▶ Work item
Should a line in the entries below contain "owner", return that line.

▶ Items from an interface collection

......

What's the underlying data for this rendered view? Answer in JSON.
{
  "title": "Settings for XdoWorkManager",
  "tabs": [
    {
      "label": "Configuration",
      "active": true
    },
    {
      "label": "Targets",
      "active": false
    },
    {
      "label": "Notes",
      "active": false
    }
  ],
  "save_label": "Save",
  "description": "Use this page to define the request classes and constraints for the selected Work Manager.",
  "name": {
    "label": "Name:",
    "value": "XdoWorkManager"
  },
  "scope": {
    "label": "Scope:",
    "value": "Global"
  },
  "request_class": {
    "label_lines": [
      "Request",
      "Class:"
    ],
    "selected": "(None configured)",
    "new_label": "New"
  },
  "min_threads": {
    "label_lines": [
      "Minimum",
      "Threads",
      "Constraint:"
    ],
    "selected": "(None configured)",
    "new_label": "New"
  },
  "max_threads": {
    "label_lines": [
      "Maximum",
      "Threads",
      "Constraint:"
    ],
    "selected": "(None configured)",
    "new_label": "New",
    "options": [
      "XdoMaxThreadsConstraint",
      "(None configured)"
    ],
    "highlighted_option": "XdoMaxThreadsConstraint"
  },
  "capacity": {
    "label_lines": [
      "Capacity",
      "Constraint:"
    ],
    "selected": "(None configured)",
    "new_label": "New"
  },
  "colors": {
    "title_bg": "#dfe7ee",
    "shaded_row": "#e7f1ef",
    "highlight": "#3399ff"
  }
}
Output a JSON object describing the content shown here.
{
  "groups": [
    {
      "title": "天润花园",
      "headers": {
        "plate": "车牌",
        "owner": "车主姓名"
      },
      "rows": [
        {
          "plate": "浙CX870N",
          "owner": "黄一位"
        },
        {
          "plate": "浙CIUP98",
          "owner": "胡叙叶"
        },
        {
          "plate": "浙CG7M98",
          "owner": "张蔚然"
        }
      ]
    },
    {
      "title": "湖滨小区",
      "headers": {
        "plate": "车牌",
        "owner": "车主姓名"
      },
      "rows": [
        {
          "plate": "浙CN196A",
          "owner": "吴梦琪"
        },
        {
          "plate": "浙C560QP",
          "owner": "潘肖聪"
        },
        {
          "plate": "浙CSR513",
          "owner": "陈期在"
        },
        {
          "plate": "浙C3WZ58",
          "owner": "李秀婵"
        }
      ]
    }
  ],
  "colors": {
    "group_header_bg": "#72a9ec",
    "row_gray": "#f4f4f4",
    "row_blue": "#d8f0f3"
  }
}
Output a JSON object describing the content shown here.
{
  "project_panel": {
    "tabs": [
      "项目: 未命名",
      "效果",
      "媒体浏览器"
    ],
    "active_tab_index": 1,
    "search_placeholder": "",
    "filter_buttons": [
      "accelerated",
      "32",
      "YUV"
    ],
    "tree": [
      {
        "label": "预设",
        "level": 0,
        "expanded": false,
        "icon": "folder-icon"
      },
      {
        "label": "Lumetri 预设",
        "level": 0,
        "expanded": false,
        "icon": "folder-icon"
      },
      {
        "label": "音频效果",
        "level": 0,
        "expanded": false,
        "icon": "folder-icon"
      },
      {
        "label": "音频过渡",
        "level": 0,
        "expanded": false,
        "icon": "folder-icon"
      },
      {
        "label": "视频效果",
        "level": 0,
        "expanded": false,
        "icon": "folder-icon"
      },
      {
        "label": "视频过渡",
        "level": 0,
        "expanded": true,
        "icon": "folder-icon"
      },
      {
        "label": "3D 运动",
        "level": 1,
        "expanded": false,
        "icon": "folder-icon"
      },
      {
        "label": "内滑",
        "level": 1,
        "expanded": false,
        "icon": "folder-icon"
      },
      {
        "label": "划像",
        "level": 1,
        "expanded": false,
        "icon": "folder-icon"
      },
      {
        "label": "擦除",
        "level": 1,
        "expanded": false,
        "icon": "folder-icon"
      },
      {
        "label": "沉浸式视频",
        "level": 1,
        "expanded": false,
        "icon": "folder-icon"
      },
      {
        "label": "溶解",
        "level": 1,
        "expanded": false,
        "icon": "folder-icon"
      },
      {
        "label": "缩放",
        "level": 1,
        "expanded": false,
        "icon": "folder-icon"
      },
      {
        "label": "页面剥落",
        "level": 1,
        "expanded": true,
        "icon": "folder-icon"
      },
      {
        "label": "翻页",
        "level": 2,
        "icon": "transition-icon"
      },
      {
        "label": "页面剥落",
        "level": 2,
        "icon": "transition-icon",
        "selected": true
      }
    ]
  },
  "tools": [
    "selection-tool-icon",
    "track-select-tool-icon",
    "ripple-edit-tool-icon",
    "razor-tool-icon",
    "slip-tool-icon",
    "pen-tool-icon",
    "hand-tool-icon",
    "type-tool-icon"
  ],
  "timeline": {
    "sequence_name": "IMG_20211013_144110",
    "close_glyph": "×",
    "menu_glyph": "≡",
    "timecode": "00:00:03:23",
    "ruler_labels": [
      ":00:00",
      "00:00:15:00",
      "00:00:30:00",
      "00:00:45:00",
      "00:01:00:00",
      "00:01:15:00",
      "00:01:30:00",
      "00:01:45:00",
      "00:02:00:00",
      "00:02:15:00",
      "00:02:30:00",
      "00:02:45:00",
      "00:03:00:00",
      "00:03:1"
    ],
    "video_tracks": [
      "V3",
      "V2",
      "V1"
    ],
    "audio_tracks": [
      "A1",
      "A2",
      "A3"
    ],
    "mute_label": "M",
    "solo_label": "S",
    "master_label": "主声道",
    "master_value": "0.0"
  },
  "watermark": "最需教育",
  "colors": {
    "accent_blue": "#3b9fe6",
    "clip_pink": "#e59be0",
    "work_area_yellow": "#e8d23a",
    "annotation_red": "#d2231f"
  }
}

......

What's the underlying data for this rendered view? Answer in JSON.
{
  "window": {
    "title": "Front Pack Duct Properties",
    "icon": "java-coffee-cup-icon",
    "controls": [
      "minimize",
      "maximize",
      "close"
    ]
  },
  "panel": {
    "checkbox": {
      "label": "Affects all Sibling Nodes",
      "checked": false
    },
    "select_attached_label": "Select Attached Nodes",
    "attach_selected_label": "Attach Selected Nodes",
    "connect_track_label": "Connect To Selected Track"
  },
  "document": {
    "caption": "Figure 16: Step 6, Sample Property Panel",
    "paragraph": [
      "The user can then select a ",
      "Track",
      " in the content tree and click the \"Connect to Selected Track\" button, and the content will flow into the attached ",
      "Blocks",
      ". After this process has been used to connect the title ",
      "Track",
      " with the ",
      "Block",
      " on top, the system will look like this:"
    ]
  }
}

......

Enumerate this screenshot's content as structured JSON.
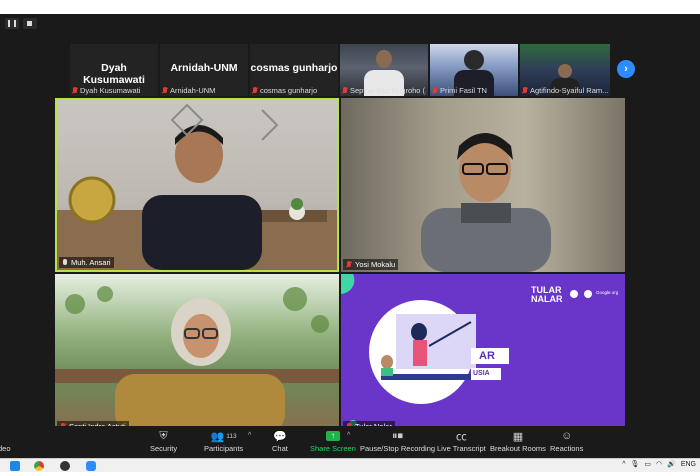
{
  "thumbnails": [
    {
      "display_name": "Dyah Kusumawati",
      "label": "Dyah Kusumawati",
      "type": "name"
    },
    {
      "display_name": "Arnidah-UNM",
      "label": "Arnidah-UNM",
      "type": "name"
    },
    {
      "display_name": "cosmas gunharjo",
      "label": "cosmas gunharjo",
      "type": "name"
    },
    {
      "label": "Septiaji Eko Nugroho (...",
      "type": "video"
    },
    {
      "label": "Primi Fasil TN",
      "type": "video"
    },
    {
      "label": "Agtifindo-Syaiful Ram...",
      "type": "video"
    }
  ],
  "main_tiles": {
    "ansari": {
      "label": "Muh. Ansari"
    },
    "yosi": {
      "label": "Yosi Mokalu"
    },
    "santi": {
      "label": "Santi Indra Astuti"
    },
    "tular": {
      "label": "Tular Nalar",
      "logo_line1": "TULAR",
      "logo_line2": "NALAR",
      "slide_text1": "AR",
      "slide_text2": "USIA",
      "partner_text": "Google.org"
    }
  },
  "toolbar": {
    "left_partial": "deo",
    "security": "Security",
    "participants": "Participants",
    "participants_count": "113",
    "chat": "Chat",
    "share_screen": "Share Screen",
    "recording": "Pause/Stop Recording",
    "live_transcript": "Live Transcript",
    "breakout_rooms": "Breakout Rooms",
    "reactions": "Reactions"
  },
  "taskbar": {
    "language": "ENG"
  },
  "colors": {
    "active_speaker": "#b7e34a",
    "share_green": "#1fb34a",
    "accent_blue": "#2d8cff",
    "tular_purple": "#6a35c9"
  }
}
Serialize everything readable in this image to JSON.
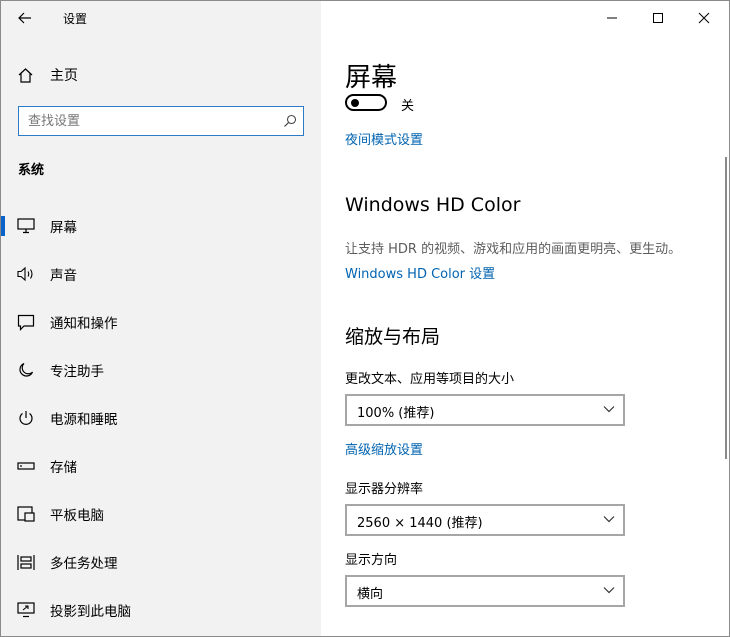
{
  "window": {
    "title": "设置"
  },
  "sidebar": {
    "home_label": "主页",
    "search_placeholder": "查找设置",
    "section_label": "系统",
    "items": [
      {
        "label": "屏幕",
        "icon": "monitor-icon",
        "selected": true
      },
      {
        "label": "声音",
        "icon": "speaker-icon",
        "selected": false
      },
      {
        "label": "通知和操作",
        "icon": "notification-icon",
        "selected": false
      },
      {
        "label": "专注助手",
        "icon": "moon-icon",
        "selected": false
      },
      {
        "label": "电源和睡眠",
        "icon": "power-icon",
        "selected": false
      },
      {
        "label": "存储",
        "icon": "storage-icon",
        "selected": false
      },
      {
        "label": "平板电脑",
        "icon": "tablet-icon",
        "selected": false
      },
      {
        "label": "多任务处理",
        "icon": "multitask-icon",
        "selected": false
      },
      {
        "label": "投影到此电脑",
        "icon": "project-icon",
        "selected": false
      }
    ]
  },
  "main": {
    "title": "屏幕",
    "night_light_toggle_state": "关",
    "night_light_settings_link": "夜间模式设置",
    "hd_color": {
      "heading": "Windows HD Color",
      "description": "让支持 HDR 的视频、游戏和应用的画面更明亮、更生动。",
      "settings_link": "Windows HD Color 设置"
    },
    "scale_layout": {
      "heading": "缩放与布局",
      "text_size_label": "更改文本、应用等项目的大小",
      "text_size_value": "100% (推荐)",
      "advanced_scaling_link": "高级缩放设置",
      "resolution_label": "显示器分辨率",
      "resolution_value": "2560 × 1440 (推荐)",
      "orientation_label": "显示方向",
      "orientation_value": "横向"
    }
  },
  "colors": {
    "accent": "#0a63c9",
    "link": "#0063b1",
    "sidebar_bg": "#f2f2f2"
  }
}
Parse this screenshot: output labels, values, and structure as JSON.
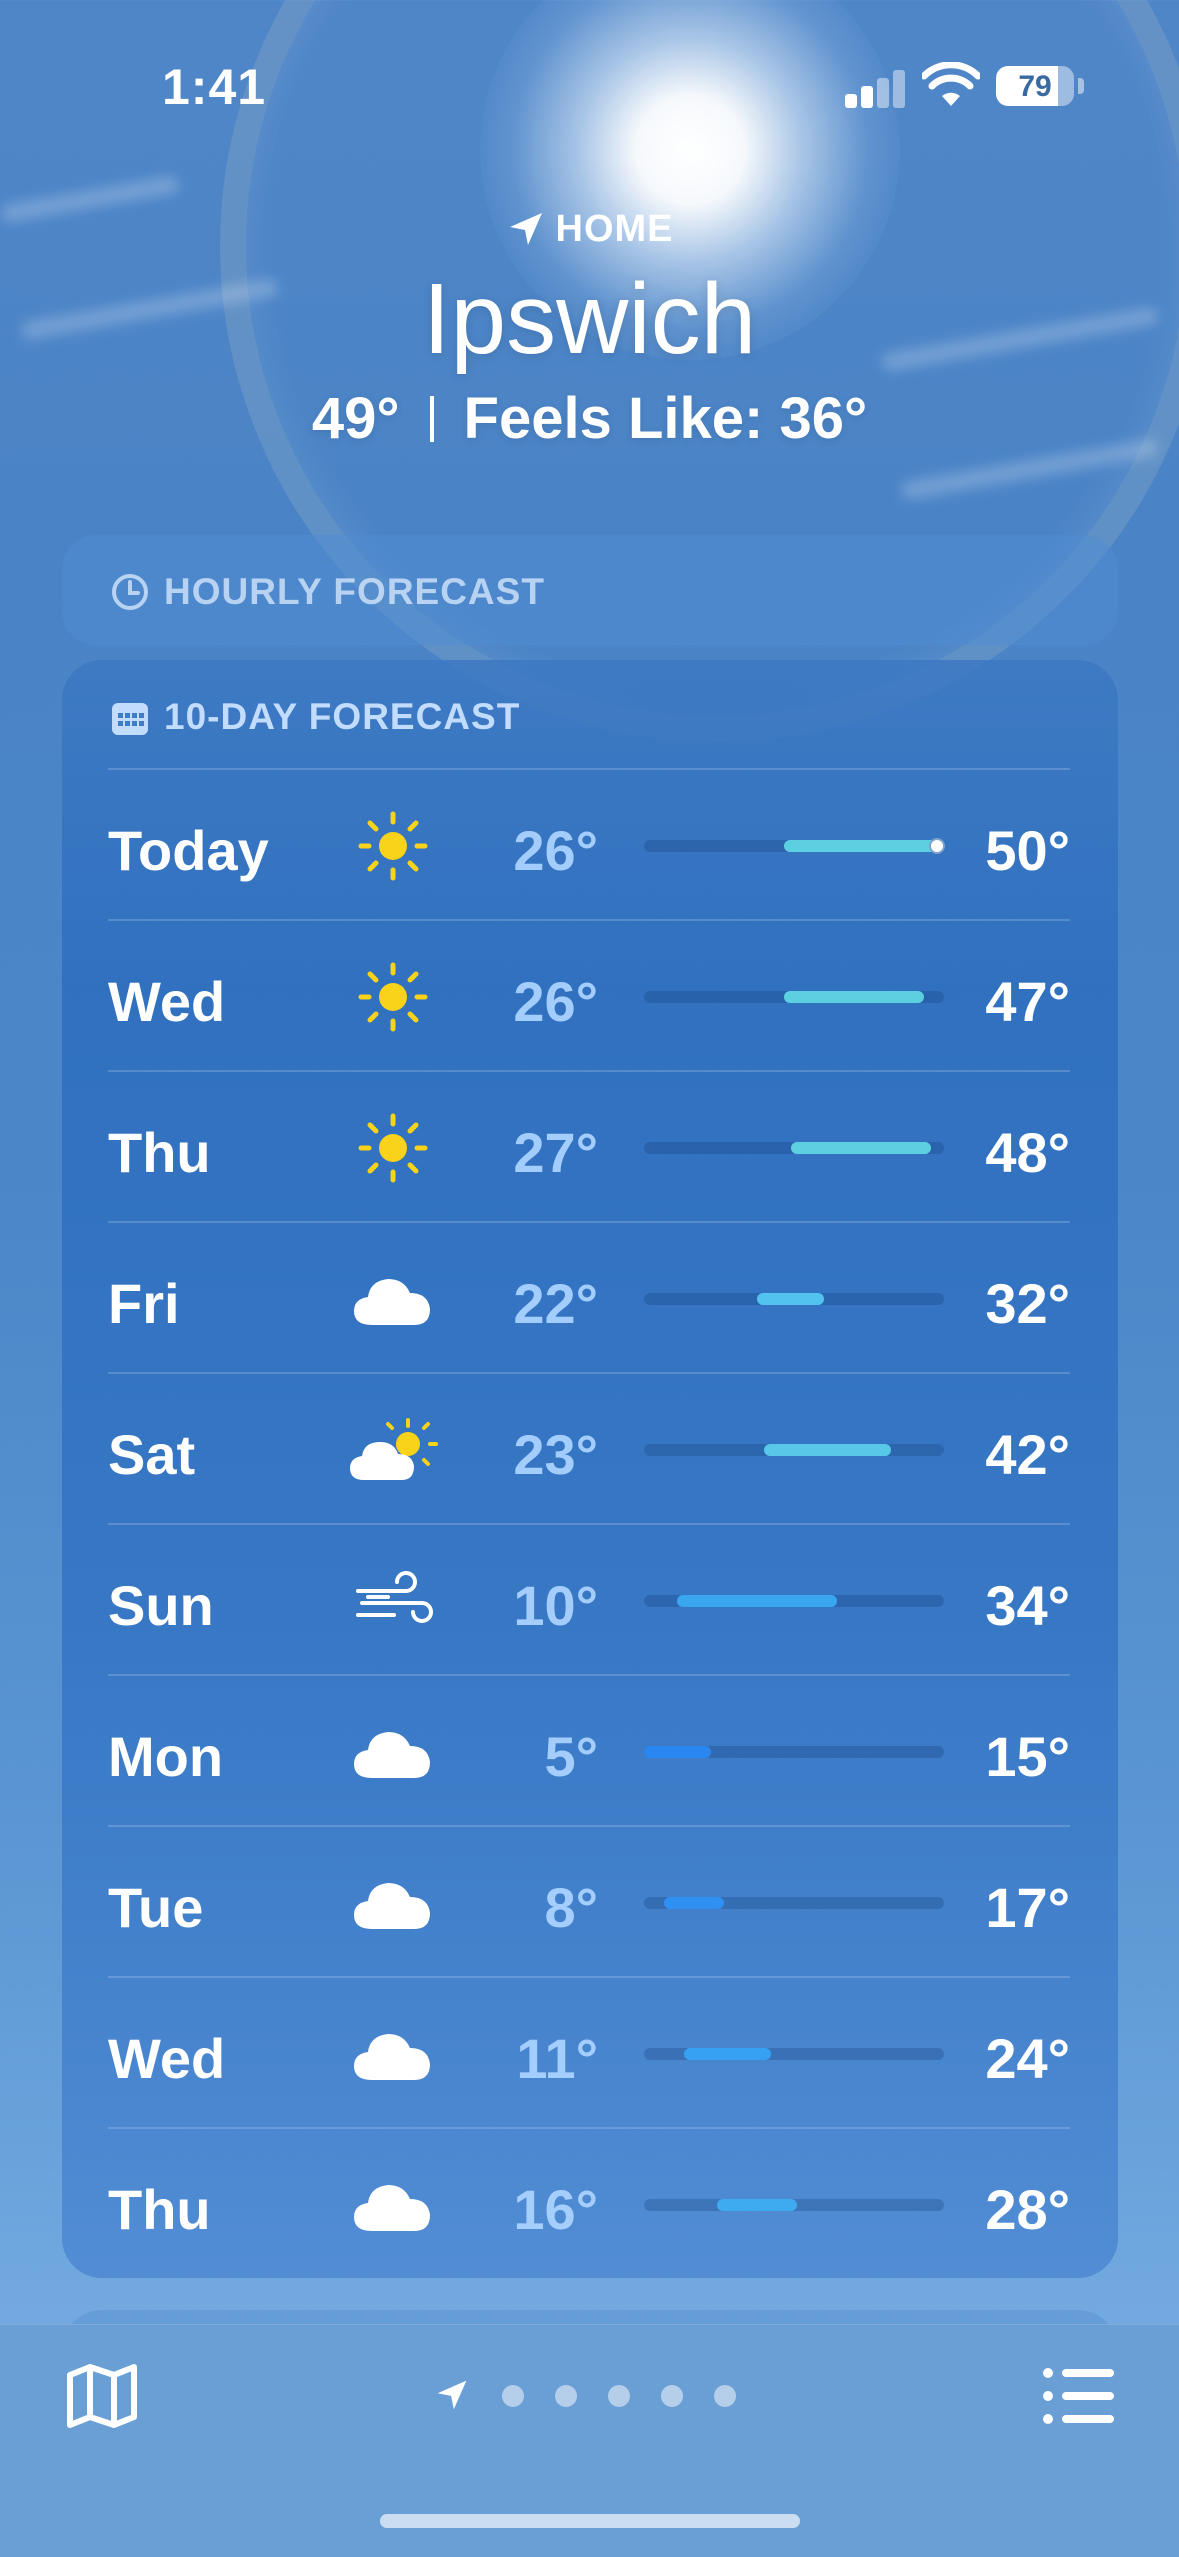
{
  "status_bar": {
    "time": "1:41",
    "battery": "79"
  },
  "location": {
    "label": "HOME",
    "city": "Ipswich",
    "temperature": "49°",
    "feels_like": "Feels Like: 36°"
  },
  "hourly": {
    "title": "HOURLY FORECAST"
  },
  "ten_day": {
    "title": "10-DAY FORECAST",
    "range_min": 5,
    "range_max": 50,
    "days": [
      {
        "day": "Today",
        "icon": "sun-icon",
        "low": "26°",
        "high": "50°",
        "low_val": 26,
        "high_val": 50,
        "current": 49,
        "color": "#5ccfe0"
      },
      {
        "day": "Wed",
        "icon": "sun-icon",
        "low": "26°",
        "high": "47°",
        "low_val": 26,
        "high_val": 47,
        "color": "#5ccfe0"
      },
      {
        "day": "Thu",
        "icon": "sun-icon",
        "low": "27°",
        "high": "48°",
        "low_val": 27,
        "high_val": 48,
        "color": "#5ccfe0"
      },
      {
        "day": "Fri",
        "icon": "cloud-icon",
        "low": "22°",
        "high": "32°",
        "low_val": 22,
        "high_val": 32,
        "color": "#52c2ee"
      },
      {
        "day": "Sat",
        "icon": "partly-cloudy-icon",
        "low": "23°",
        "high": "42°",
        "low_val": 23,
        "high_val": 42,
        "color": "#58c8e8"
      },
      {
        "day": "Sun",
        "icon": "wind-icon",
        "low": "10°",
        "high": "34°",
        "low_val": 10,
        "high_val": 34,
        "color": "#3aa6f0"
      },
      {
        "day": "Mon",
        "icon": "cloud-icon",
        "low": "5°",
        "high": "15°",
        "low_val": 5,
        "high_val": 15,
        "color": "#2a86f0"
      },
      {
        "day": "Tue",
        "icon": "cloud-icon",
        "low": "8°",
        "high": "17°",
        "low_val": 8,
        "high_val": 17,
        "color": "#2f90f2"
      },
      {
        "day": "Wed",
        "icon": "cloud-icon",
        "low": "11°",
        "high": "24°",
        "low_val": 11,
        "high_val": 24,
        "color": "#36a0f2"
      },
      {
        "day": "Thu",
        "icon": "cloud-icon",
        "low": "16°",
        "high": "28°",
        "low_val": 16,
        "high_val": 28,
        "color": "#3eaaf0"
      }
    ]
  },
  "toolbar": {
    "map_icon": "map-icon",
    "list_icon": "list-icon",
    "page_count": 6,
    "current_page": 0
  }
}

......

▶ Answer box
        "owner": "车主姓名"
          "owner": "黄一位"
          "owner": "胡叙叶"
          "owner": "张蔚然"
        "owner": "车主姓名"
          "owner": "吴梦琪"
          "owner": "潘肖聪"
          "owner": "陈期在"
          "owner": "李秀婵"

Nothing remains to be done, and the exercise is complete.